As the mountains of the Tour de France appear on the horizon, Italy’s Ivan Basso is emerging as one of the dark horses of this year’s race behind favorites Lance Armstrong and Jan Ullrich.

Basso, who is 28th overall, just 1:17 behind the sixth-placed Armstrong after Tuesday’s ninth stage, finished seventh last year, won the best young rider competition in 2002 and has the consistency needed to do well in the grueling three-week race.

He has often been criticized for riding conservatively, but after moving to CSC this year he has promised he will go on the attack in search of a stage win in the mountains and a place on the final Tour winner’s podium.

“My dream is to finish on the final winner’s podium of the Tour in Paris, but more importantly I want to be a protagonist,” Basso said as riders looked ahead to Wednesday’s 237km stage from Limoges to St Flour – the longest stage of the 2004 Tour and the first day in the mountains.

“I’d rather win a stage in the mountains and finish out of the top 10 than finish sixth or seventh but never attack.
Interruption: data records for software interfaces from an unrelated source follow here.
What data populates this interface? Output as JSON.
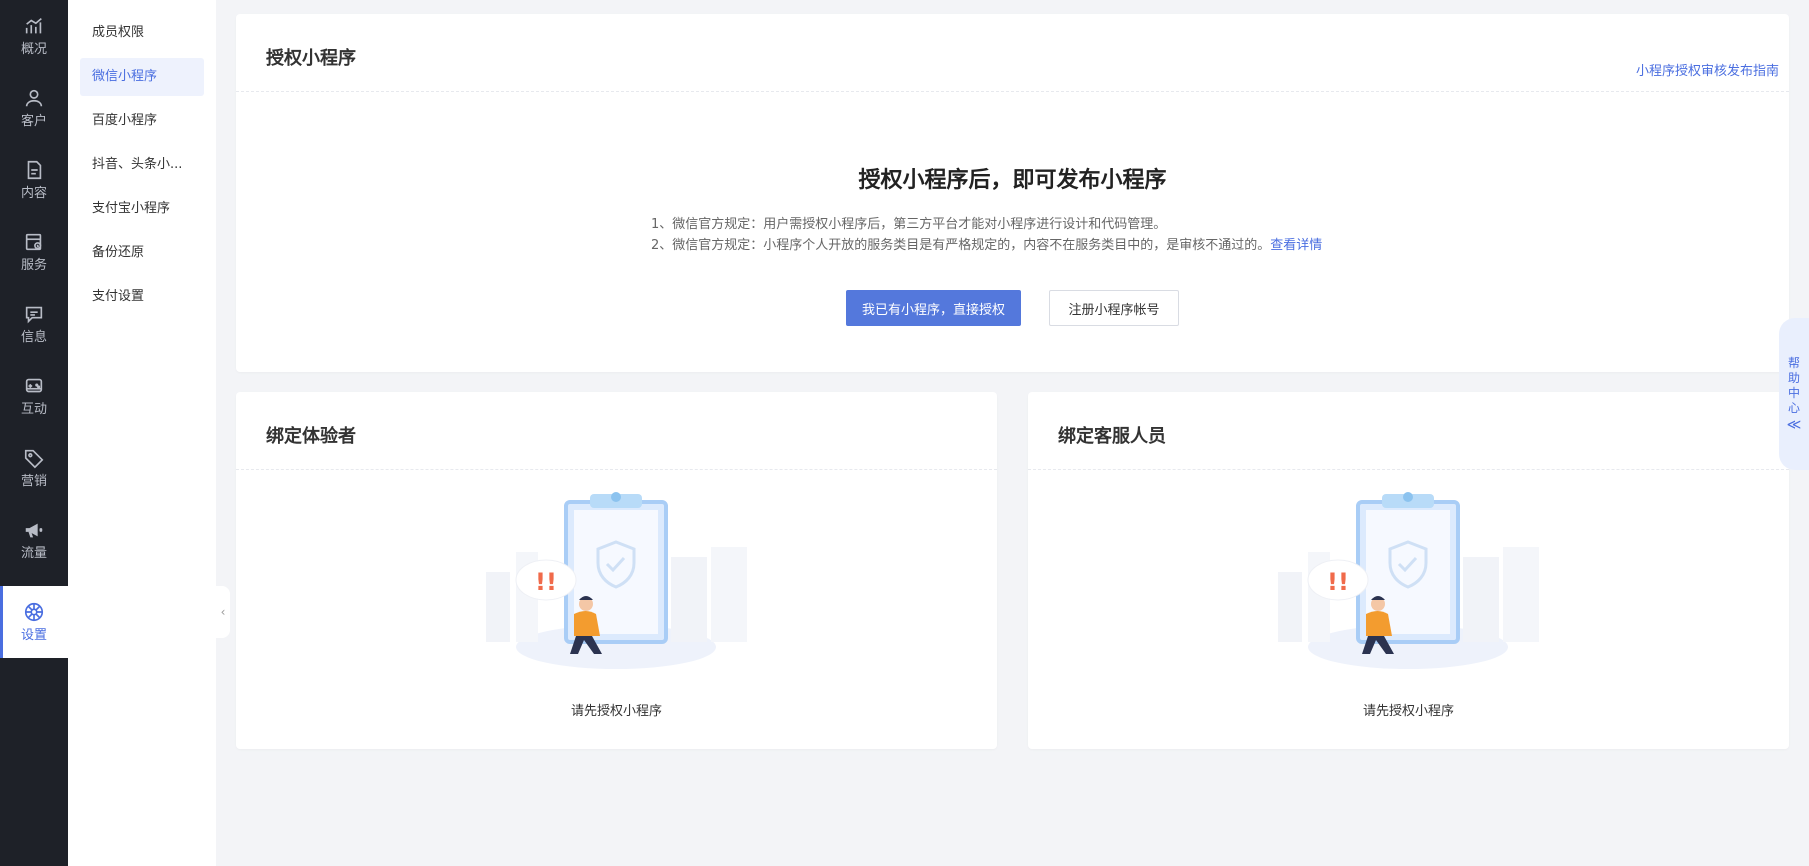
{
  "rail": {
    "items": [
      {
        "label": "概况",
        "icon": "trend-chart-icon"
      },
      {
        "label": "客户",
        "icon": "user-icon"
      },
      {
        "label": "内容",
        "icon": "document-icon"
      },
      {
        "label": "服务",
        "icon": "service-calendar-icon"
      },
      {
        "label": "信息",
        "icon": "message-icon"
      },
      {
        "label": "互动",
        "icon": "gamepad-icon"
      },
      {
        "label": "营销",
        "icon": "tag-icon"
      },
      {
        "label": "流量",
        "icon": "megaphone-icon"
      },
      {
        "label": "设置",
        "icon": "gear-icon"
      }
    ],
    "active_index": 8
  },
  "submenu": {
    "items": [
      {
        "label": "成员权限"
      },
      {
        "label": "微信小程序"
      },
      {
        "label": "百度小程序"
      },
      {
        "label": "抖音、头条小..."
      },
      {
        "label": "支付宝小程序"
      },
      {
        "label": "备份还原"
      },
      {
        "label": "支付设置"
      }
    ],
    "active_index": 1
  },
  "auth_card": {
    "title": "授权小程序",
    "guide_link": "小程序授权审核发布指南",
    "heading": "授权小程序后，即可发布小程序",
    "rule1": "1、微信官方规定：用户需授权小程序后，第三方平台才能对小程序进行设计和代码管理。",
    "rule2": "2、微信官方规定：小程序个人开放的服务类目是有严格规定的，内容不在服务类目中的，是审核不通过的。",
    "rule2_link": "查看详情",
    "primary_button": "我已有小程序，直接授权",
    "secondary_button": "注册小程序帐号"
  },
  "tester_card": {
    "title": "绑定体验者",
    "empty_text": "请先授权小程序"
  },
  "service_card": {
    "title": "绑定客服人员",
    "empty_text": "请先授权小程序"
  },
  "help_tab": {
    "chars": [
      "帮",
      "助",
      "中",
      "心"
    ],
    "chevron": "≪"
  },
  "colors": {
    "accent": "#4a6ee0",
    "primary_button": "#5478dc",
    "rail_bg": "#1e2128",
    "page_bg": "#f3f4f7"
  }
}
I want to surprise people and leave my mark on the race. I want to make people forget the Basso who always sat on the wheel of his rivals.

“I’m only an outsider but I’m really convinced I can have a good Tour. So far things have gone pretty well. We lost some time in the team time trial, but I’m not that far behind Armstrong and even closer to Ullrich.”

In the spring Basso traveled to the U.S. to work with aerodynamics experts in a wind tunnel. He now has more efficient position on the bike and is convinced he can limit his losses in the individual time trial in Besancon on the penultimate day.

“I used to lose a lot of time in the time trials but I’ve improved a lot,” he said confidently. “Last year I only lost a minute to Armstrong in the mountains and so if I can put it all together I know I can finish on the podium.

“Armstrong and Ullrich are the big favorites and are a level above everybody else but then I’m up there against (Tyler) Hamilton and perhaps (Iban) Mayo for the last place on the podium.”